Ely Shipley, Some Animal, Nighboat Books, 2018

Reviewed by mica woods

[Review Guidelines]

There is a difference between domesticating and taming.

The difference is similar to, but not analogous to, the difference between feral and wild.

Wild animals may domesticate themselves, if the relationship proves necessary for survival.

Is she dead? They ask.   Oh
God.     Says a voice,

            That girl just fell.
                                          That's not a girl, that's a boy.

Oh.      No, wait:    what is it?

                               A girl.      Someone
               get help!


I can't speak, as if paralyzed.

Some Animal, Ely Shipley's prose/poetry/bildungsroman hybrid, makes itself intimate with the domesticating narratives enforcing and reinforcing constraints on our bodies and identities. It seems for this reason, Some Animal so explicitly takes on, wears, and disrobes a decidedly Western and White canon of poems and writings, assuming the shapes of "Large albino snakes" and "White roots." (Ovid's Metamorphoses, alongside Dickinson's "A narrow Fellow in the Grass," Shelley's "Ode to the West Wind," and Keats' Lamia, supplies the poetic heritage, while the Havelock Ellis's 1897 text Sexual Inversion provides the dominant pathological survey.)

Placed next to memory, folklore, dream sequences, an acid trip, alien abduction texts, and a historiography of beards, among more than I can list, every source of inspiration writhes together into an atemporal yet immediate set of moments made living. Even personal narratives melt and fuse into their juxtaposed counterparts. Into lyric. Into some new creature, vivisected and reborn, exposed and huddled close—not quite tame, not quite feral:

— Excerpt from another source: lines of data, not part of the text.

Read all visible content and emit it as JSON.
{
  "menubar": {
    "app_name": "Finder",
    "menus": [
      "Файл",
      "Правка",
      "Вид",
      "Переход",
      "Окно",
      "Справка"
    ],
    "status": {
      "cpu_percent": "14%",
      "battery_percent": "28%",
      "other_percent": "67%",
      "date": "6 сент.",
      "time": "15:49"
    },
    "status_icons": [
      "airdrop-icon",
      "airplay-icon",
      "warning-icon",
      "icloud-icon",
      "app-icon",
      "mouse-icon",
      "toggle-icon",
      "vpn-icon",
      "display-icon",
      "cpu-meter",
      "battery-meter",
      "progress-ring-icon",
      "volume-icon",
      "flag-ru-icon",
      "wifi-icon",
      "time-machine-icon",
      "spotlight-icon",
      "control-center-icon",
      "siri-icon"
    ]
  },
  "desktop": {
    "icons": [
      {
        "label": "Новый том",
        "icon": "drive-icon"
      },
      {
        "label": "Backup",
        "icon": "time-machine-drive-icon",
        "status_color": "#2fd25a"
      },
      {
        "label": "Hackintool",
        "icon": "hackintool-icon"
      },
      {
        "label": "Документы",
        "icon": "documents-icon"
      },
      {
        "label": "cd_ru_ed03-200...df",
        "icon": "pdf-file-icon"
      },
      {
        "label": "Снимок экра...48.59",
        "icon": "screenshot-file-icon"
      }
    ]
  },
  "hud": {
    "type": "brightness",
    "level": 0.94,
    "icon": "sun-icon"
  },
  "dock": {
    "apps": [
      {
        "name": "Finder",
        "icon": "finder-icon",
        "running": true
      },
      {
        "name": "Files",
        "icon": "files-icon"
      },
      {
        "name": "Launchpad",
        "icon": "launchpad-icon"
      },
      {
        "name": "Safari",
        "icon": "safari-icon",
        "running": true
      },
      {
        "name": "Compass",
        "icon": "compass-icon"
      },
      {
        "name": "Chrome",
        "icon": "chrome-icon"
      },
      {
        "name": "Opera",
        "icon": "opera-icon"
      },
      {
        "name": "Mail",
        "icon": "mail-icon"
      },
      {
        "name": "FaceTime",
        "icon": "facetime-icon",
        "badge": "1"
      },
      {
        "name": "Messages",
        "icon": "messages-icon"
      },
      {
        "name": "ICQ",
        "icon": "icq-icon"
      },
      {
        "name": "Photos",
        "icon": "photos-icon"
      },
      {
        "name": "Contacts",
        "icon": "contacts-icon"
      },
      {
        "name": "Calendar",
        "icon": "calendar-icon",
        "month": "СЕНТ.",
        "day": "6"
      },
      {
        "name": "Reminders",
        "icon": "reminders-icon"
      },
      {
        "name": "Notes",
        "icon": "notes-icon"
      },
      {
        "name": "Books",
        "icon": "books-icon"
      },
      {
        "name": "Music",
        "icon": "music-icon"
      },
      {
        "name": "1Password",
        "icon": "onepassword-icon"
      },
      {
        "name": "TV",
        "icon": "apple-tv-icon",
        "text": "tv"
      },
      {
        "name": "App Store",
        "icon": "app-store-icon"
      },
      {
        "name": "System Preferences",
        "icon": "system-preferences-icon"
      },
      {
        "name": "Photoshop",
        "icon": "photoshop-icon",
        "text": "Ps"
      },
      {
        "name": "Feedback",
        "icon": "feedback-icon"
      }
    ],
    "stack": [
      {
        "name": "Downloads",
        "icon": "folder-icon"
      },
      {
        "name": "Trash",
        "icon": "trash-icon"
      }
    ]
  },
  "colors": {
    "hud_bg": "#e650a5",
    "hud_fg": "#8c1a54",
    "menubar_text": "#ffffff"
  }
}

Now the sky brightens over the junior high school
baseball fields, and the sound of the airplane, arrowing
across sky, slices my body into slow echoes. Blades of grass,
grown into emeralds, now jet up and through
D.'s pale paper doll face. A mirror[...]

When we reach the street we fear the speed and sound of
passing cars. Rockets. Crashing waves. The sound makes our skin
ache. We walk along together, arm-in-arm, one big beast.

When Shipley's Some Animal is most encouraging, the speaker(s) has found some unity with an other body (a friend, an old text, himself). I certainly could use more of this courage and encouragement—why I'm reading and re-reading Some Animal. But what do we need all this courage for?

Shipley writes:

normal (adj)
standing at a right angle


scared stiff (idiom)
extremely frightened

            Jill awoke from a dream that left her afraid — scared stiff, in fact.

Etymology: from the idea that you are stiff (unable to bend or
change your position) because you are too frightened to move

Shipley questions how terror and its many forms (night-mares, sleep paralysis, social exclusion and public humiliation, physical violence) can choke someone into norms. Some Animal spars with these inheritances from not only the dominant cultural forces, but also overarching trans-narratives and normalizing media portrayals of queerness.

The question, omnipresent: What should we make of the histories snaking into our bodies?

Shipley, even in the numerous epigraphs, disrupts those histories, rephrasing and recycling them on his own terms.

Some terms: "Mouth of a hungry ghost. Narcissus. Bloody / Mary. I want to see—I'm not sure what"; "...Human fainting...// may be a trait evolved / from the tonic immobility or 'playing dead'"; "A black lake // of vibration"; "like some animal / inside an animal."

Shipley shows us how a creature can domesticate itself—and how quickly it can return to the wild. Some Animal takes the canon (and the self) and exposes its inherent contradictions, but also attempts to care for it, live in it, gulp it down and spit it out without choking:

In gay slang, the word beard is used to describe a woman
who is a cover for a gay man's orientation. She, the beard, is used
to hide his identity

by accompanying him in public so that he might pass for straight[....]

A parallel word, though used less commonly, to describe
a man who appears in society as a cover for a lesbian,
is not a beard, but a "merkin"[....]

It's said that a merkin was originally worn by prostitutes
who had to shave their pubic hair when they contracted a disease.

Shipley follows these definitions with a moment at the gynecologist in preparation for a hysterectomy. The closeness, the conversation between narratives, and the care for an instance of life, all show their obvious sutures—but they yield too somehow a bewildering and breathless seamlessness:

The doctor points at his pelvis,
says, "Don't worry, you won't have to shave all that hair."
Then asks if he wants to see his cervix, tells him, "Take a look.
It's really cool. It looks like you have a penis, a big swollen
penis head."

He looks up and watches the bulbous organ, which seems to float
inside the watery black TV suspended over him and magnifying

He reminds himself to breathe so that he will not pass out.